Brian Price is an associate professor of cinema and visual studies at the University of Toronto. He is the author of A Theory of Regret (forthcoming from Duke University Press) and Neither God Nor Master: Robert Bresson and Radical Politics (University of Minnesota Press, 2011) and coeditor of two volumes, On Michael Haneke (Wayne State University Press, 2010) and Color: The Film Reader (Routledge, 2006). Price is a founding editor of World Picture.
Alessandra Raengo is an associate professor of moving image studies at Georgia State University and coordinator of Liquid Blackness, a research project on blackness and aesthetics. Her work focuses on blackness in the visual and aesthetic field, and her essays on contemporary African American art, black cinema and visual culture, and race and capital have appeared in Camera Obscura, Adaptation, the World Picture Journal, Black Camera (forthcoming), and several anthologies.
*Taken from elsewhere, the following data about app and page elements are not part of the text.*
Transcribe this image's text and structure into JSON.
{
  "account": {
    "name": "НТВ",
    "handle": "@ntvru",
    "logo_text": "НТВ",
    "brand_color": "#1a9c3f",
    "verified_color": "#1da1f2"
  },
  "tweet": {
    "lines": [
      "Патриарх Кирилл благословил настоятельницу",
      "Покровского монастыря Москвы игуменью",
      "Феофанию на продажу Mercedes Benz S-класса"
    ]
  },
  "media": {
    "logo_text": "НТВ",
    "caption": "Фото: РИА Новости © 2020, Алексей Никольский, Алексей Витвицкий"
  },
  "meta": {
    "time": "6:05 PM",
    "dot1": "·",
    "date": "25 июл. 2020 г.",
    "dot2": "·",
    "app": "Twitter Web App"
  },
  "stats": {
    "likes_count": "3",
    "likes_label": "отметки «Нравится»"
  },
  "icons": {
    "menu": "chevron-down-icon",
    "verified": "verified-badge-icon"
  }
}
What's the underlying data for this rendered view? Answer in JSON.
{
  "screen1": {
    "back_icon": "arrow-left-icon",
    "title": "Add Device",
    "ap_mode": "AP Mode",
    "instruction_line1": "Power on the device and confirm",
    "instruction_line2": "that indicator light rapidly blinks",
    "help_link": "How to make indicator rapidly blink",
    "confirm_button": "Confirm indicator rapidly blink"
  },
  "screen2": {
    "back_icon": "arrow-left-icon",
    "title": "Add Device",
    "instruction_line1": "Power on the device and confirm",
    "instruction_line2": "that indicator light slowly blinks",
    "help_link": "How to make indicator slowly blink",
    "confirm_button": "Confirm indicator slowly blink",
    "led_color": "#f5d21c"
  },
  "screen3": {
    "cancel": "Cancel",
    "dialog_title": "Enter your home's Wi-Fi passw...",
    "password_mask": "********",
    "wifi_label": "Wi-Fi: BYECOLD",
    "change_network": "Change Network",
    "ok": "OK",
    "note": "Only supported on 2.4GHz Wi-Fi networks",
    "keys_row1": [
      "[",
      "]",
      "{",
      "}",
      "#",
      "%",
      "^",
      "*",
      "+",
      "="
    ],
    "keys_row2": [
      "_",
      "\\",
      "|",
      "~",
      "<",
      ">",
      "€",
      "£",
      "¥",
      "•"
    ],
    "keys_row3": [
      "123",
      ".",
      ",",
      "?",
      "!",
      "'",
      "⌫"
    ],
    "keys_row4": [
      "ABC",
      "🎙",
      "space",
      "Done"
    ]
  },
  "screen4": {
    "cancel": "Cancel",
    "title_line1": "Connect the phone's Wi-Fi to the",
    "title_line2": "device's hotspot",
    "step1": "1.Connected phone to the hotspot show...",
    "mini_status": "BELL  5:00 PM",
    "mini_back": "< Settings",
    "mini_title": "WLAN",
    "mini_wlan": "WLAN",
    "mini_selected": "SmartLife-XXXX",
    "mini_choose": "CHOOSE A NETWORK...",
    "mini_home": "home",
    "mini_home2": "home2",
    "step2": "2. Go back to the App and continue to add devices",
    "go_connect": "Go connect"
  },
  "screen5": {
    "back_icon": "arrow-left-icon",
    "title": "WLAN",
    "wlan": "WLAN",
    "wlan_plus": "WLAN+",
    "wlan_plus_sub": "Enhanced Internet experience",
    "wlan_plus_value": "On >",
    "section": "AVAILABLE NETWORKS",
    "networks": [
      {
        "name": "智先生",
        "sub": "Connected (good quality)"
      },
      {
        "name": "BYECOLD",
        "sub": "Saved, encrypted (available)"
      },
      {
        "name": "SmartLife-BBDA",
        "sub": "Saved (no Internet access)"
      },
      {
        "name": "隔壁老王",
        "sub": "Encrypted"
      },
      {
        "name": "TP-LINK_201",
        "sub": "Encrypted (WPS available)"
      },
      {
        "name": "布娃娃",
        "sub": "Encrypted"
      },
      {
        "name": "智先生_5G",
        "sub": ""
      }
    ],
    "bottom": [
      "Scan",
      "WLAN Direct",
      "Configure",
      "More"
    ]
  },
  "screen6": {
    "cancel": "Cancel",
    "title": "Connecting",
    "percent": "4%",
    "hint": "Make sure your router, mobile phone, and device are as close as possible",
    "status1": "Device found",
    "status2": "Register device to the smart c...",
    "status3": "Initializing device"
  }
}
Raengo is the author of On the Sleeve of the Visual: Race as Face Value (Dartmouth College Press, 2013) and Critical Race Theory and Bamboozled (Bloomsbury, 2016). With Robert Stam, she has also coedited two anthologies on adaptation studies, Literature and Film (Blackwell, 2004) and A Companion to Literature and Film (Blackwell, 2005).